#### YOUR INSTRUCTIONS:
Reproduce the data below in full and exclude every picture.

#### Records excerpted from a collection:
· · ·

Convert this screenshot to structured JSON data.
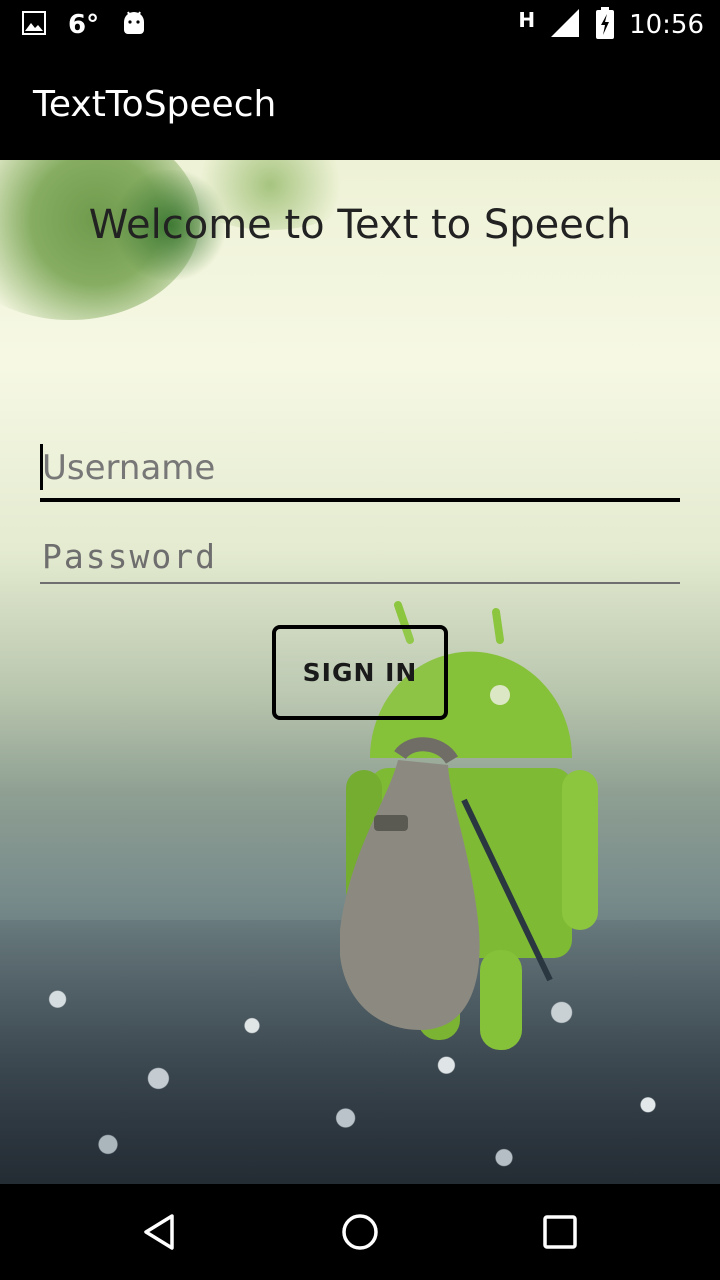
{
  "status_bar": {
    "temperature": "6°",
    "network_type": "H",
    "time": "10:56",
    "icons": [
      "image-notification-icon",
      "android-notification-icon",
      "signal-icon",
      "battery-charging-icon"
    ]
  },
  "app_bar": {
    "title": "TextToSpeech"
  },
  "main": {
    "welcome_text": "Welcome to Text to Speech",
    "username": {
      "placeholder": "Username",
      "value": ""
    },
    "password": {
      "placeholder": "Password",
      "value": ""
    },
    "sign_in_label": "SIGN IN"
  },
  "nav_bar": {
    "icons": [
      "back-icon",
      "home-icon",
      "recents-icon"
    ]
  },
  "colors": {
    "app_bar": "#000000",
    "robot_green": "#8cc63f",
    "text": "#222222"
  }
}
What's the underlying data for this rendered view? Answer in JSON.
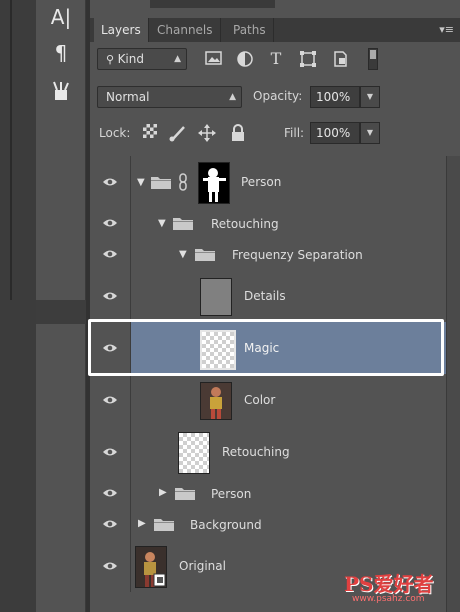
{
  "tools": {
    "icons": [
      "character-panel-icon",
      "paragraph-icon",
      "tool-presets-icon"
    ],
    "glyphs": [
      "A|",
      "¶",
      "✎"
    ]
  },
  "panel": {
    "tabs": [
      {
        "label": "Layers",
        "active": true
      },
      {
        "label": "Channels",
        "active": false
      },
      {
        "label": "Paths",
        "active": false
      }
    ],
    "menu_glyph": "▾≡"
  },
  "filter": {
    "kind_label": "Kind",
    "icons": [
      "pixel-filter-icon",
      "adjustment-filter-icon",
      "type-filter-icon",
      "shape-filter-icon",
      "smart-object-filter-icon"
    ]
  },
  "blend": {
    "mode": "Normal",
    "opacity_label": "Opacity:",
    "opacity_value": "100%"
  },
  "lock": {
    "label": "Lock:",
    "fill_label": "Fill:",
    "fill_value": "100%"
  },
  "layers": [
    {
      "name": "Person",
      "kind": "group-with-mask",
      "expanded": true,
      "selected": false
    },
    {
      "name": "Retouching",
      "kind": "group",
      "expanded": true,
      "selected": false
    },
    {
      "name": "Frequenzy Separation",
      "kind": "group",
      "expanded": true,
      "selected": false
    },
    {
      "name": "Details",
      "kind": "layer",
      "thumb": "gray",
      "selected": false
    },
    {
      "name": "Magic",
      "kind": "layer",
      "thumb": "transparent",
      "selected": true
    },
    {
      "name": "Color",
      "kind": "layer",
      "thumb": "photo",
      "selected": false
    },
    {
      "name": "Retouching",
      "kind": "layer",
      "thumb": "transparent",
      "selected": false
    },
    {
      "name": "Person",
      "kind": "group",
      "expanded": false,
      "selected": false
    },
    {
      "name": "Background",
      "kind": "group",
      "expanded": false,
      "selected": false
    },
    {
      "name": "Original",
      "kind": "layer",
      "thumb": "photo-smart",
      "selected": false
    }
  ],
  "colors": {
    "panel_bg": "#535353",
    "selection": "#6c7f9b",
    "highlight_outline": "#ffffff"
  },
  "watermark": {
    "main": "PS爱好者",
    "sub": "www.psahz.com"
  }
}
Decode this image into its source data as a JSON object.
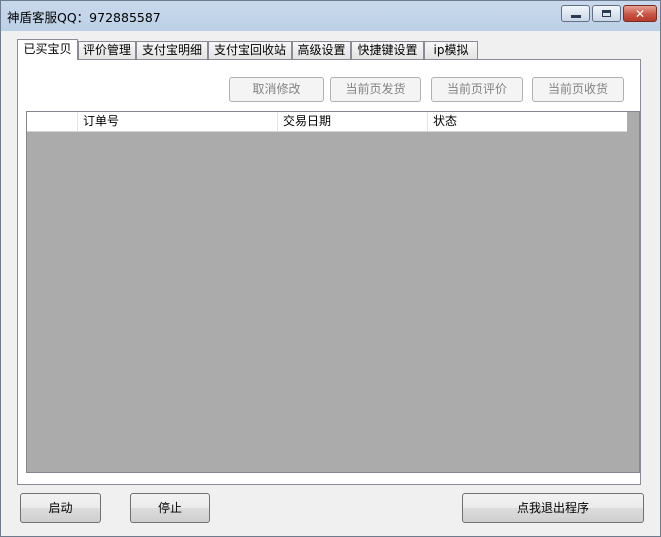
{
  "window": {
    "title": "神盾客服QQ：972885587"
  },
  "tabs": [
    {
      "label": "已买宝贝",
      "active": true
    },
    {
      "label": "评价管理",
      "active": false
    },
    {
      "label": "支付宝明细",
      "active": false
    },
    {
      "label": "支付宝回收站",
      "active": false
    },
    {
      "label": "高级设置",
      "active": false
    },
    {
      "label": "快捷键设置",
      "active": false
    },
    {
      "label": "ip模拟",
      "active": false
    }
  ],
  "actions": {
    "cancel_edit": "取消修改",
    "ship_page": "当前页发货",
    "review_page": "当前页评价",
    "receive_page": "当前页收货"
  },
  "table": {
    "columns": [
      "",
      "订单号",
      "交易日期",
      "状态"
    ],
    "rows": []
  },
  "footer": {
    "start": "启动",
    "stop": "停止",
    "exit": "点我退出程序"
  },
  "icons": {
    "minimize": "minimize-icon",
    "maximize": "maximize-icon",
    "close": "close-icon"
  }
}
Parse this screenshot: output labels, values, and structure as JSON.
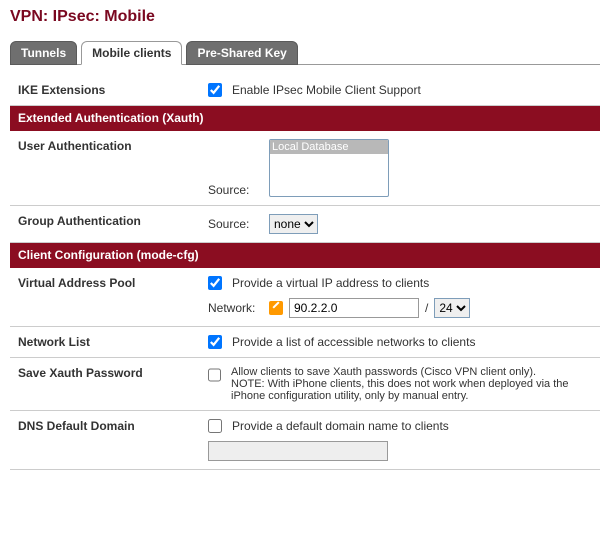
{
  "page_title": "VPN: IPsec: Mobile",
  "tabs": {
    "tunnels": "Tunnels",
    "mobile_clients": "Mobile clients",
    "psk": "Pre-Shared Key"
  },
  "rows": {
    "ike_ext": {
      "label": "IKE Extensions",
      "check_label": "Enable IPsec Mobile Client Support"
    },
    "xauth_header": "Extended Authentication (Xauth)",
    "user_auth": {
      "label": "User Authentication",
      "source_label": "Source:",
      "option0": "Local Database"
    },
    "group_auth": {
      "label": "Group Authentication",
      "source_label": "Source:",
      "selected": "none"
    },
    "modecfg_header": "Client Configuration (mode-cfg)",
    "vap": {
      "label": "Virtual Address Pool",
      "check_label": "Provide a virtual IP address to clients",
      "network_label": "Network:",
      "network_value": "90.2.2.0",
      "slash": "/",
      "mask": "24"
    },
    "netlist": {
      "label": "Network List",
      "check_label": "Provide a list of accessible networks to clients"
    },
    "savexauth": {
      "label": "Save Xauth Password",
      "line1": "Allow clients to save Xauth passwords (Cisco VPN client only).",
      "line2": "NOTE: With iPhone clients, this does not work when deployed via the iPhone configuration utility, only by manual entry."
    },
    "dns": {
      "label": "DNS Default Domain",
      "check_label": "Provide a default domain name to clients",
      "value": ""
    }
  }
}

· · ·

#### WRITTEN ANSWER:
Convert this screenshot to structured JSON data.
{
  "status_bar": {
    "temperature": "6°",
    "network_type": "H",
    "time": "10:56",
    "icons": [
      "image-notification-icon",
      "android-notification-icon",
      "signal-icon",
      "battery-charging-icon"
    ]
  },
  "app_bar": {
    "title": "TextToSpeech"
  },
  "main": {
    "welcome_text": "Welcome to Text to Speech",
    "username": {
      "placeholder": "Username",
      "value": ""
    },
    "password": {
      "placeholder": "Password",
      "value": ""
    },
    "sign_in_label": "SIGN IN"
  },
  "nav_bar": {
    "icons": [
      "back-icon",
      "home-icon",
      "recents-icon"
    ]
  },
  "colors": {
    "app_bar": "#000000",
    "robot_green": "#8cc63f",
    "text": "#222222"
  }
}
What's the underlying data for this rendered view? Answer in JSON.
{
  "tools": {
    "icons": [
      "character-panel-icon",
      "paragraph-icon",
      "tool-presets-icon"
    ],
    "glyphs": [
      "A|",
      "¶",
      "✎"
    ]
  },
  "panel": {
    "tabs": [
      {
        "label": "Layers",
        "active": true
      },
      {
        "label": "Channels",
        "active": false
      },
      {
        "label": "Paths",
        "active": false
      }
    ],
    "menu_glyph": "▾≡"
  },
  "filter": {
    "kind_label": "Kind",
    "icons": [
      "pixel-filter-icon",
      "adjustment-filter-icon",
      "type-filter-icon",
      "shape-filter-icon",
      "smart-object-filter-icon"
    ]
  },
  "blend": {
    "mode": "Normal",
    "opacity_label": "Opacity:",
    "opacity_value": "100%"
  },
  "lock": {
    "label": "Lock:",
    "fill_label": "Fill:",
    "fill_value": "100%"
  },
  "layers": [
    {
      "name": "Person",
      "kind": "group-with-mask",
      "expanded": true,
      "selected": false
    },
    {
      "name": "Retouching",
      "kind": "group",
      "expanded": true,
      "selected": false
    },
    {
      "name": "Frequenzy Separation",
      "kind": "group",
      "expanded": true,
      "selected": false
    },
    {
      "name": "Details",
      "kind": "layer",
      "thumb": "gray",
      "selected": false
    },
    {
      "name": "Magic",
      "kind": "layer",
      "thumb": "transparent",
      "selected": true
    },
    {
      "name": "Color",
      "kind": "layer",
      "thumb": "photo",
      "selected": false
    },
    {
      "name": "Retouching",
      "kind": "layer",
      "thumb": "transparent",
      "selected": false
    },
    {
      "name": "Person",
      "kind": "group",
      "expanded": false,
      "selected": false
    },
    {
      "name": "Background",
      "kind": "group",
      "expanded": false,
      "selected": false
    },
    {
      "name": "Original",
      "kind": "layer",
      "thumb": "photo-smart",
      "selected": false
    }
  ],
  "colors": {
    "panel_bg": "#535353",
    "selection": "#6c7f9b",
    "highlight_outline": "#ffffff"
  },
  "watermark": {
    "main": "PS爱好者",
    "sub": "www.psahz.com"
  }
}
Decode this image into its source data as a JSON object.
{
  "window": {
    "title": "神盾客服QQ：972885587"
  },
  "tabs": [
    {
      "label": "已买宝贝",
      "active": true
    },
    {
      "label": "评价管理",
      "active": false
    },
    {
      "label": "支付宝明细",
      "active": false
    },
    {
      "label": "支付宝回收站",
      "active": false
    },
    {
      "label": "高级设置",
      "active": false
    },
    {
      "label": "快捷键设置",
      "active": false
    },
    {
      "label": "ip模拟",
      "active": false
    }
  ],
  "actions": {
    "cancel_edit": "取消修改",
    "ship_page": "当前页发货",
    "review_page": "当前页评价",
    "receive_page": "当前页收货"
  },
  "table": {
    "columns": [
      "",
      "订单号",
      "交易日期",
      "状态"
    ],
    "rows": []
  },
  "footer": {
    "start": "启动",
    "stop": "停止",
    "exit": "点我退出程序"
  },
  "icons": {
    "minimize": "minimize-icon",
    "maximize": "maximize-icon",
    "close": "close-icon"
  }
}
Parse this screenshot: output labels, values, and structure as JSON.
{
  "page_title": "VPN: IPsec: Mobile",
  "tabs": {
    "tunnels": "Tunnels",
    "mobile_clients": "Mobile clients",
    "psk": "Pre-Shared Key"
  },
  "rows": {
    "ike_ext": {
      "label": "IKE Extensions",
      "check_label": "Enable IPsec Mobile Client Support"
    },
    "xauth_header": "Extended Authentication (Xauth)",
    "user_auth": {
      "label": "User Authentication",
      "source_label": "Source:",
      "option0": "Local Database"
    },
    "group_auth": {
      "label": "Group Authentication",
      "source_label": "Source:",
      "selected": "none"
    },
    "modecfg_header": "Client Configuration (mode-cfg)",
    "vap": {
      "label": "Virtual Address Pool",
      "check_label": "Provide a virtual IP address to clients",
      "network_label": "Network:",
      "network_value": "90.2.2.0",
      "slash": "/",
      "mask": "24"
    },
    "netlist": {
      "label": "Network List",
      "check_label": "Provide a list of accessible networks to clients"
    },
    "savexauth": {
      "label": "Save Xauth Password",
      "line1": "Allow clients to save Xauth passwords (Cisco VPN client only).",
      "line2": "NOTE: With iPhone clients, this does not work when deployed via the iPhone configuration utility, only by manual entry."
    },
    "dns": {
      "label": "DNS Default Domain",
      "check_label": "Provide a default domain name to clients",
      "value": ""
    }
  }
}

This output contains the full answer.